BEGIN

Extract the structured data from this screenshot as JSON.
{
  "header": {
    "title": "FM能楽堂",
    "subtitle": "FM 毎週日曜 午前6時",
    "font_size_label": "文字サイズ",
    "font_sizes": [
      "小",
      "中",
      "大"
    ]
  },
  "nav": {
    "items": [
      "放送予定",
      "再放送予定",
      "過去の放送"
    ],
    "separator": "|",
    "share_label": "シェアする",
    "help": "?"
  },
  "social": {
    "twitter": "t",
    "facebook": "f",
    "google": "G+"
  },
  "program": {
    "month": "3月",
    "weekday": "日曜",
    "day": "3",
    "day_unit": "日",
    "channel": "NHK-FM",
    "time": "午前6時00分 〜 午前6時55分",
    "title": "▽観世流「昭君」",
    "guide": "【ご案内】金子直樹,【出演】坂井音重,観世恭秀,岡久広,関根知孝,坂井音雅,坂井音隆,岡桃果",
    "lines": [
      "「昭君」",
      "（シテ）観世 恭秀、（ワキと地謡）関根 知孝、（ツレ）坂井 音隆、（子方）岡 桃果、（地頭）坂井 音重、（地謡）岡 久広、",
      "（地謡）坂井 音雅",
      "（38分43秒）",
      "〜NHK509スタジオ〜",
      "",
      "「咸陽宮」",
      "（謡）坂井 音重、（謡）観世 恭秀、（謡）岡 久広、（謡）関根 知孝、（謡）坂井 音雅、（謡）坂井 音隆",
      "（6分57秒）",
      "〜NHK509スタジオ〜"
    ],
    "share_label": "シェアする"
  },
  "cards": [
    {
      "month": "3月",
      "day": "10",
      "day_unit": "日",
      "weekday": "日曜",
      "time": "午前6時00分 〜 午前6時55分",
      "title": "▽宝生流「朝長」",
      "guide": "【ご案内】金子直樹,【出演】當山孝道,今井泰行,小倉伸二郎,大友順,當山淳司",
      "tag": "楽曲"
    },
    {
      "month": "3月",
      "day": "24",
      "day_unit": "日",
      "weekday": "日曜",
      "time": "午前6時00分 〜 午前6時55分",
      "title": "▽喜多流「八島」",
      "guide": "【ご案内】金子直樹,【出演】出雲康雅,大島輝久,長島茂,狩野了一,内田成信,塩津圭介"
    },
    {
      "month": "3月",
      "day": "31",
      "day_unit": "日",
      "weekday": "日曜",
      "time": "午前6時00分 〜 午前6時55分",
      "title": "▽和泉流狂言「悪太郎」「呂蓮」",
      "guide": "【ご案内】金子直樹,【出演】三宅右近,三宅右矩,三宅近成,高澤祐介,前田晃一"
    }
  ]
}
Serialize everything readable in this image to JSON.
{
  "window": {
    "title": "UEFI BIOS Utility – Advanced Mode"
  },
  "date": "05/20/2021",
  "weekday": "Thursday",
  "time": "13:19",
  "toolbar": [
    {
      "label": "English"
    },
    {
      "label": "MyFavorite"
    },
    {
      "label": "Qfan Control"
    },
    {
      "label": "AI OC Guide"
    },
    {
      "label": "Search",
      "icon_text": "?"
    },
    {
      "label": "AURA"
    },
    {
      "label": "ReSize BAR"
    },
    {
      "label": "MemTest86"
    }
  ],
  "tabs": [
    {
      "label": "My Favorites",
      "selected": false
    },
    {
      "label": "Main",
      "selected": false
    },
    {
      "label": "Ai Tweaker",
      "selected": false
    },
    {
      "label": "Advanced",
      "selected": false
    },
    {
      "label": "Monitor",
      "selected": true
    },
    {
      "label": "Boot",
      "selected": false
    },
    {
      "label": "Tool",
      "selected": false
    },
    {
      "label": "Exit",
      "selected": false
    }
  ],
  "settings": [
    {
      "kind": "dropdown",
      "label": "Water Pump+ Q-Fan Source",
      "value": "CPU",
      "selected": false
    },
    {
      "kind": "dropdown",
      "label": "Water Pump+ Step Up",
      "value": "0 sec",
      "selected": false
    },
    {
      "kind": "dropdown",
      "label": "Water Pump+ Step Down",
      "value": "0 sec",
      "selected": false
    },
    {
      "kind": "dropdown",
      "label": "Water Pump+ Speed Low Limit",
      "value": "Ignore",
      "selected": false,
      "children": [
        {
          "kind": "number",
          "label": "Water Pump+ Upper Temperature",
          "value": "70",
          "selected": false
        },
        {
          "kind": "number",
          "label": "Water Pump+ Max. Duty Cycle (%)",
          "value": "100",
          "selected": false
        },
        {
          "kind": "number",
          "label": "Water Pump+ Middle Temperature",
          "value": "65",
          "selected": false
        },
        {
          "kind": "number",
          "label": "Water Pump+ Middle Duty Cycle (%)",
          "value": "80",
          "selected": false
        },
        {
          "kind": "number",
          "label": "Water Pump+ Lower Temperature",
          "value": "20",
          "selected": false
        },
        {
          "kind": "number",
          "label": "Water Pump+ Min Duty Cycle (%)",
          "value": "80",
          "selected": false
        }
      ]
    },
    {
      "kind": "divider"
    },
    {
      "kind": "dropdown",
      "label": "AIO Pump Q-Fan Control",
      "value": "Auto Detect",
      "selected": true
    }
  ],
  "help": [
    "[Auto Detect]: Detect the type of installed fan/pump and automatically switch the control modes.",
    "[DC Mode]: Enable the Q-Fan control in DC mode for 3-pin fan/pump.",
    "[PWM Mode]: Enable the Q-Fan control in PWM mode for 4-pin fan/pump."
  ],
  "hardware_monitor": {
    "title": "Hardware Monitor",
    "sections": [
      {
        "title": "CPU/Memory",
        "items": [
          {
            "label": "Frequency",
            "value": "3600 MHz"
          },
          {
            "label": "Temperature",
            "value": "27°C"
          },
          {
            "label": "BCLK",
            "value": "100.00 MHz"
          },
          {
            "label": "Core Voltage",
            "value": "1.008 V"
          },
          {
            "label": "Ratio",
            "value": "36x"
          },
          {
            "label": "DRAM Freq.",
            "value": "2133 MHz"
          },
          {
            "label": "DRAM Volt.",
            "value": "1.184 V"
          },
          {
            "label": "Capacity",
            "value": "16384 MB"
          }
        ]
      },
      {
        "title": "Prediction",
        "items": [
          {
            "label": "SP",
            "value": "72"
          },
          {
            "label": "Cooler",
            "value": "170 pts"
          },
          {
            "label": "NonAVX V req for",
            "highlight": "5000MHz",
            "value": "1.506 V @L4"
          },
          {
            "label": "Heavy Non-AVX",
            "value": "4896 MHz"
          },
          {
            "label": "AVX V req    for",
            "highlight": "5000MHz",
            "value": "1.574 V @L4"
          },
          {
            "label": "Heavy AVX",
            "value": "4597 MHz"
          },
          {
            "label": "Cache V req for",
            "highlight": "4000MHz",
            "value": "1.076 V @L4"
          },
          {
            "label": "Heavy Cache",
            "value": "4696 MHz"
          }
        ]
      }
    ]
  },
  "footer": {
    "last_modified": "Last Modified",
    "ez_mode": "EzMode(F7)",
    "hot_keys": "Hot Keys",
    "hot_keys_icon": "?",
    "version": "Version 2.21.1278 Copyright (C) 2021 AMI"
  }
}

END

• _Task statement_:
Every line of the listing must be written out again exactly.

• _Expected answer_:
Extract the structured data from this screenshot as JSON.
{
  "header": {
    "title": "FM能楽堂",
    "subtitle": "FM 毎週日曜 午前6時",
    "font_size_label": "文字サイズ",
    "font_sizes": [
      "小",
      "中",
      "大"
    ]
  },
  "nav": {
    "items": [
      "放送予定",
      "再放送予定",
      "過去の放送"
    ],
    "separator": "|",
    "share_label": "シェアする",
    "help": "?"
  },
  "social": {
    "twitter": "t",
    "facebook": "f",
    "google": "G+"
  },
  "program": {
    "month": "3月",
    "weekday": "日曜",
    "day": "3",
    "day_unit": "日",
    "channel": "NHK-FM",
    "time": "午前6時00分 〜 午前6時55分",
    "title": "▽観世流「昭君」",
    "guide": "【ご案内】金子直樹,【出演】坂井音重,観世恭秀,岡久広,関根知孝,坂井音雅,坂井音隆,岡桃果",
    "lines": [
      "「昭君」",
      "（シテ）観世 恭秀、（ワキと地謡）関根 知孝、（ツレ）坂井 音隆、（子方）岡 桃果、（地頭）坂井 音重、（地謡）岡 久広、",
      "（地謡）坂井 音雅",
      "（38分43秒）",
      "〜NHK509スタジオ〜",
      "",
      "「咸陽宮」",
      "（謡）坂井 音重、（謡）観世 恭秀、（謡）岡 久広、（謡）関根 知孝、（謡）坂井 音雅、（謡）坂井 音隆",
      "（6分57秒）",
      "〜NHK509スタジオ〜"
    ],
    "share_label": "シェアする"
  },
  "cards": [
    {
      "month": "3月",
      "day": "10",
      "day_unit": "日",
      "weekday": "日曜",
      "time": "午前6時00分 〜 午前6時55分",
      "title": "▽宝生流「朝長」",
      "guide": "【ご案内】金子直樹,【出演】當山孝道,今井泰行,小倉伸二郎,大友順,當山淳司",
      "tag": "楽曲"
    },
    {
      "month": "3月",
      "day": "24",
      "day_unit": "日",
      "weekday": "日曜",
      "time": "午前6時00分 〜 午前6時55分",
      "title": "▽喜多流「八島」",
      "guide": "【ご案内】金子直樹,【出演】出雲康雅,大島輝久,長島茂,狩野了一,内田成信,塩津圭介"
    },
    {
      "month": "3月",
      "day": "31",
      "day_unit": "日",
      "weekday": "日曜",
      "time": "午前6時00分 〜 午前6時55分",
      "title": "▽和泉流狂言「悪太郎」「呂蓮」",
      "guide": "【ご案内】金子直樹,【出演】三宅右近,三宅右矩,三宅近成,高澤祐介,前田晃一"
    }
  ]
}
Serialize everything readable in this image to JSON.
{
  "window": {
    "title": "UEFI BIOS Utility – Advanced Mode"
  },
  "date": "05/20/2021",
  "weekday": "Thursday",
  "time": "13:19",
  "toolbar": [
    {
      "label": "English"
    },
    {
      "label": "MyFavorite"
    },
    {
      "label": "Qfan Control"
    },
    {
      "label": "AI OC Guide"
    },
    {
      "label": "Search",
      "icon_text": "?"
    },
    {
      "label": "AURA"
    },
    {
      "label": "ReSize BAR"
    },
    {
      "label": "MemTest86"
    }
  ],
  "tabs": [
    {
      "label": "My Favorites",
      "selected": false
    },
    {
      "label": "Main",
      "selected": false
    },
    {
      "label": "Ai Tweaker",
      "selected": false
    },
    {
      "label": "Advanced",
      "selected": false
    },
    {
      "label": "Monitor",
      "selected": true
    },
    {
      "label": "Boot",
      "selected": false
    },
    {
      "label": "Tool",
      "selected": false
    },
    {
      "label": "Exit",
      "selected": false
    }
  ],
  "settings": [
    {
      "kind": "dropdown",
      "label": "Water Pump+ Q-Fan Source",
      "value": "CPU",
      "selected": false
    },
    {
      "kind": "dropdown",
      "label": "Water Pump+ Step Up",
      "value": "0 sec",
      "selected": false
    },
    {
      "kind": "dropdown",
      "label": "Water Pump+ Step Down",
      "value": "0 sec",
      "selected": false
    },
    {
      "kind": "dropdown",
      "label": "Water Pump+ Speed Low Limit",
      "value": "Ignore",
      "selected": false,
      "children": [
        {
          "kind": "number",
          "label": "Water Pump+ Upper Temperature",
          "value": "70",
          "selected": false
        },
        {
          "kind": "number",
          "label": "Water Pump+ Max. Duty Cycle (%)",
          "value": "100",
          "selected": false
        },
        {
          "kind": "number",
          "label": "Water Pump+ Middle Temperature",
          "value": "65",
          "selected": false
        },
        {
          "kind": "number",
          "label": "Water Pump+ Middle Duty Cycle (%)",
          "value": "80",
          "selected": false
        },
        {
          "kind": "number",
          "label": "Water Pump+ Lower Temperature",
          "value": "20",
          "selected": false
        },
        {
          "kind": "number",
          "label": "Water Pump+ Min Duty Cycle (%)",
          "value": "80",
          "selected": false
        }
      ]
    },
    {
      "kind": "divider"
    },
    {
      "kind": "dropdown",
      "label": "AIO Pump Q-Fan Control",
      "value": "Auto Detect",
      "selected": true
    }
  ],
  "help": [
    "[Auto Detect]: Detect the type of installed fan/pump and automatically switch the control modes.",
    "[DC Mode]: Enable the Q-Fan control in DC mode for 3-pin fan/pump.",
    "[PWM Mode]: Enable the Q-Fan control in PWM mode for 4-pin fan/pump."
  ],
  "hardware_monitor": {
    "title": "Hardware Monitor",
    "sections": [
      {
        "title": "CPU/Memory",
        "items": [
          {
            "label": "Frequency",
            "value": "3600 MHz"
          },
          {
            "label": "Temperature",
            "value": "27°C"
          },
          {
            "label": "BCLK",
            "value": "100.00 MHz"
          },
          {
            "label": "Core Voltage",
            "value": "1.008 V"
          },
          {
            "label": "Ratio",
            "value": "36x"
          },
          {
            "label": "DRAM Freq.",
            "value": "2133 MHz"
          },
          {
            "label": "DRAM Volt.",
            "value": "1.184 V"
          },
          {
            "label": "Capacity",
            "value": "16384 MB"
          }
        ]
      },
      {
        "title": "Prediction",
        "items": [
          {
            "label": "SP",
            "value": "72"
          },
          {
            "label": "Cooler",
            "value": "170 pts"
          },
          {
            "label": "NonAVX V req for",
            "highlight": "5000MHz",
            "value": "1.506 V @L4"
          },
          {
            "label": "Heavy Non-AVX",
            "value": "4896 MHz"
          },
          {
            "label": "AVX V req    for",
            "highlight": "5000MHz",
            "value": "1.574 V @L4"
          },
          {
            "label": "Heavy AVX",
            "value": "4597 MHz"
          },
          {
            "label": "Cache V req for",
            "highlight": "4000MHz",
            "value": "1.076 V @L4"
          },
          {
            "label": "Heavy Cache",
            "value": "4696 MHz"
          }
        ]
      }
    ]
  },
  "footer": {
    "last_modified": "Last Modified",
    "ez_mode": "EzMode(F7)",
    "hot_keys": "Hot Keys",
    "hot_keys_icon": "?",
    "version": "Version 2.21.1278 Copyright (C) 2021 AMI"
  }
}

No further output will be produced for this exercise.